One of the best things to do to reduce the amount of material going into the bin is to compost the organic stuff. Composting is the process of speeding up the breakdown of biodegradable kitchen and garden waste to create organic fertiliser. One third of household waste including vegetable peelings, tea leaves, eggshells and shreddable paper and card is compostable. This return of nutrients to the soil eliminates the need for chemical fertilisers and reduces the formation of methane gas in landfill sites. Using compost on your garden also avoids the need for peat from bogs full of rare wildlife. It is easy to establish a composter in the garden and ‘worm bins’ enable waste to be composted on a balcony or in a shed. 

sticker 1.jpg
sticker 2.jpg

But is kitchen and garden waste the only thing that can be composted?

Depending on your local council, you may already receive biodegradable bags to use in your compost bin, which your council will pick up every week. Most people will fit these into a small caddy kept in their kitchen to throw away food scraps and waste. However, with growing knowledge through campaigns like Environmenstrual, it is evident that the kitchen is not the only place in the house where compostable waste could be collected. 

 

Tampon Compost Bin?

If you are someone comfortable with using 100% cotton tampons and know you shouldn’t be disposing of them down the toilet, there is likely to be a struggle to not just throw them in the bin already sitting in your bathroom. We all have different living arrangements, so not everyone will be comfortable cradling a used tampon in some semi-discrete fashion all the way to the kitchen, dodging family or housemates as they go. Of course, with more open discussion about periods in general, doing this shouldn’t necessarily be a walk of shame, but let’s consider more accessible ways to be able commit to environmentalism. After all, disposing of tampons in an ordinary landfill-destined bin means they will not be in the right conditions in order to biodegrade properly, and tampons already take 6 months to biodegrade in the right conditions. 

 

The options

Some people have suggested simply using a paper bag in the bathroom, placed by the toilet. This is certainly a cheaper, minimal impact option as the paper bag will also compost and if you aren’t one of the lucky people able to get compostable bags from your local council, purchasing the bags can be quite expensive. Though as with any composting, there is the possibility of odours from the biodegrading process and with less people sharing a bathroom, that paper bag could be there for a while before reaching full capacity… Not to mention – someone has to say it – paper and used tampons aren’t exactly going to stay dry. Sorry, not sorry. 

 

The other option I would recommend is just take advantage of the existing compost bins sold for kitchens – so what if bathroom compost bins don’t exist yet? (Let’s be honest, capitalism is going to want to get its hands on that selling opportunity anyway) There’s no obvious reason for them to be designed differently. In having the conversation with your fellow house dwellers about bathroom composting, the presence of a relatively discrete ‘bin-appearing’ compost bin could be more persuasive than an open paper bag. As I mentioned earlier, the bathroom is a place where plenty of compostable waste is produced that isn’t just tampons. Hair that you collect from your hair brush or comb, or even when shaving, could go in a compost bin. Broken nails, 100% cotton wipes (although you can easily save money by switching to use reusable natural breast pads instead) paper and cotton buds, the remnants of your wooden toothbrush (take care to check if the bristles are biodegradable too) – they can all be composted! With all of that use and the fact that most kitchen compost bins have odour prevention design features, what is actually stopping you from composting in your bathroom now?

 

First, before any compost bin can be purchased, you will need compost bags. These can be purchased online from somewhere like evengreener.com where you can get 26 small caddy liners for 3 pounds (excluding delivery). 

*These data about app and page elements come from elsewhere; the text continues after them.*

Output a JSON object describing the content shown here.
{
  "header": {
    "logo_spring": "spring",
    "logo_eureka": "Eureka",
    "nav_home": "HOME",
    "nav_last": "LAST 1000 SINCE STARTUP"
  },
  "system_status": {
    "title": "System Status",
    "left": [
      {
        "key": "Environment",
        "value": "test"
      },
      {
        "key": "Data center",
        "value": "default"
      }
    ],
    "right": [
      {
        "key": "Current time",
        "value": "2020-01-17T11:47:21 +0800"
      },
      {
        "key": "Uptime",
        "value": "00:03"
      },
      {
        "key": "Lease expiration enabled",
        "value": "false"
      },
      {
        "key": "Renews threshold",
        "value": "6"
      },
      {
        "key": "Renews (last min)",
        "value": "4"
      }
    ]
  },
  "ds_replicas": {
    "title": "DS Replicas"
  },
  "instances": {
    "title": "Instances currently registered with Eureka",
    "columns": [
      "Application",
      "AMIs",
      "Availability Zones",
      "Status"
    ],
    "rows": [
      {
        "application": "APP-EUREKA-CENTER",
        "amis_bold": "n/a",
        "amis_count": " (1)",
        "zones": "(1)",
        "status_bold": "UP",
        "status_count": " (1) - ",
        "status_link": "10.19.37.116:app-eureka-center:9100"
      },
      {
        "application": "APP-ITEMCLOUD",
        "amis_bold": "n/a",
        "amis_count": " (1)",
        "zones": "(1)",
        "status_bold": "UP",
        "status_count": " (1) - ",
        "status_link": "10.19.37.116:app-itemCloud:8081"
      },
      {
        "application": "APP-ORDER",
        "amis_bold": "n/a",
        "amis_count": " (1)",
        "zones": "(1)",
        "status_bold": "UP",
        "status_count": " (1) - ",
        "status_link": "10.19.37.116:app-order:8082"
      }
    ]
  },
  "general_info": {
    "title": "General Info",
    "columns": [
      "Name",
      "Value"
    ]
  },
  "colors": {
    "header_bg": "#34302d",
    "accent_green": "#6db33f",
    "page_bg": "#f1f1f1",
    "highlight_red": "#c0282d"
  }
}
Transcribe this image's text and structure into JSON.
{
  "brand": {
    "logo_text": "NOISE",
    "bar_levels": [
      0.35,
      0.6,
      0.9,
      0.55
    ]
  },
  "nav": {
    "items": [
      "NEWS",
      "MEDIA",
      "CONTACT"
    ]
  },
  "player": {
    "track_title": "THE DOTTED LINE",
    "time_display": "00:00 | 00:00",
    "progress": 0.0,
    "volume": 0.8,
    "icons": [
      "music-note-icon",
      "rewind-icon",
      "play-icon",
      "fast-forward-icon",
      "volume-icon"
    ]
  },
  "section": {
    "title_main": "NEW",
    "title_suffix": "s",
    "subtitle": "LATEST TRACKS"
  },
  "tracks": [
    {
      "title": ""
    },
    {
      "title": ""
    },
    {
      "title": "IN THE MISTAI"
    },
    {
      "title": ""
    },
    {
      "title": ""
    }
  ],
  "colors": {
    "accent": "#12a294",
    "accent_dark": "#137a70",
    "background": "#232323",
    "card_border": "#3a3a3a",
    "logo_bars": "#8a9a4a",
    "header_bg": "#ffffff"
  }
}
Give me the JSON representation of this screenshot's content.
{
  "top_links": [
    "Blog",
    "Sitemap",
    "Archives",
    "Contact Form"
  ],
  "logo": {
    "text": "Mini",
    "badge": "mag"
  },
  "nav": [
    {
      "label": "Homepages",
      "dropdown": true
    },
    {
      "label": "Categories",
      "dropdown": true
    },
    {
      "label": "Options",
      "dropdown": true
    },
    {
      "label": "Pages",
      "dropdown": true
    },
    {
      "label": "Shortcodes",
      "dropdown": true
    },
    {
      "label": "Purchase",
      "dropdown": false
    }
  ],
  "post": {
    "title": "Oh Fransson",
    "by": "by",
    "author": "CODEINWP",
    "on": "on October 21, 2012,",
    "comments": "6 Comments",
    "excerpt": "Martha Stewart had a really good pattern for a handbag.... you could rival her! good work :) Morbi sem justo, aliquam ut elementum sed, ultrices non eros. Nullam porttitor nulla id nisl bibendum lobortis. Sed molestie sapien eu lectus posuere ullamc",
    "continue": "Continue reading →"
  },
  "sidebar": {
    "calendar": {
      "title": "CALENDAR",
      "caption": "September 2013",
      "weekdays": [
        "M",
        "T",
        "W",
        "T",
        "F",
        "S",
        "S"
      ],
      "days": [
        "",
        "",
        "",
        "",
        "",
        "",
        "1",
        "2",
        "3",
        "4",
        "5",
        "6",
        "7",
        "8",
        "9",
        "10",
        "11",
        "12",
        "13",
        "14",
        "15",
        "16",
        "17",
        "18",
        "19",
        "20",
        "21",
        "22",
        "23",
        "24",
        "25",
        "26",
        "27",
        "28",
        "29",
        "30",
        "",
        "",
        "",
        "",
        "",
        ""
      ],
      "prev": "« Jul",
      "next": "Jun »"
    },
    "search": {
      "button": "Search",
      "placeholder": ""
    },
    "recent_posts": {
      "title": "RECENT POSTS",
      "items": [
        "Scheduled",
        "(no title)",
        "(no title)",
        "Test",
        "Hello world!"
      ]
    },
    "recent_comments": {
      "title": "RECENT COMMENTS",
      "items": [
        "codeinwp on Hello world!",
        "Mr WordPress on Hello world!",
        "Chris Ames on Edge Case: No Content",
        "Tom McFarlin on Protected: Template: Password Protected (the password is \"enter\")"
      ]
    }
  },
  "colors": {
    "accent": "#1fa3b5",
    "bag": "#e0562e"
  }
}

Now comes the discussion about buying another plastic product when we’re supposed to be cutting down on plastic. Well, I will say that this is one purchase that you ought to be prioritizing the longevity of andenables you to consume less plastic. However, there are metal options out there if that would make you happier, such as this one by the brand Kilner

Or for a slightly higher price, you could choose this white alternative, to make it more inconspicuous in the bathroom: 

Green or black plastic indoor compost bins can be found anywhere online for a cheaper price, but for the biggest variety in colour (pink compost bin anyone?), size and design, I would recommend taking a look at wayfair.co.uk. They even have a nifty foot pedal compost bin, and a plastic one that comes with 120 bags

 

So will you be composting your tampons?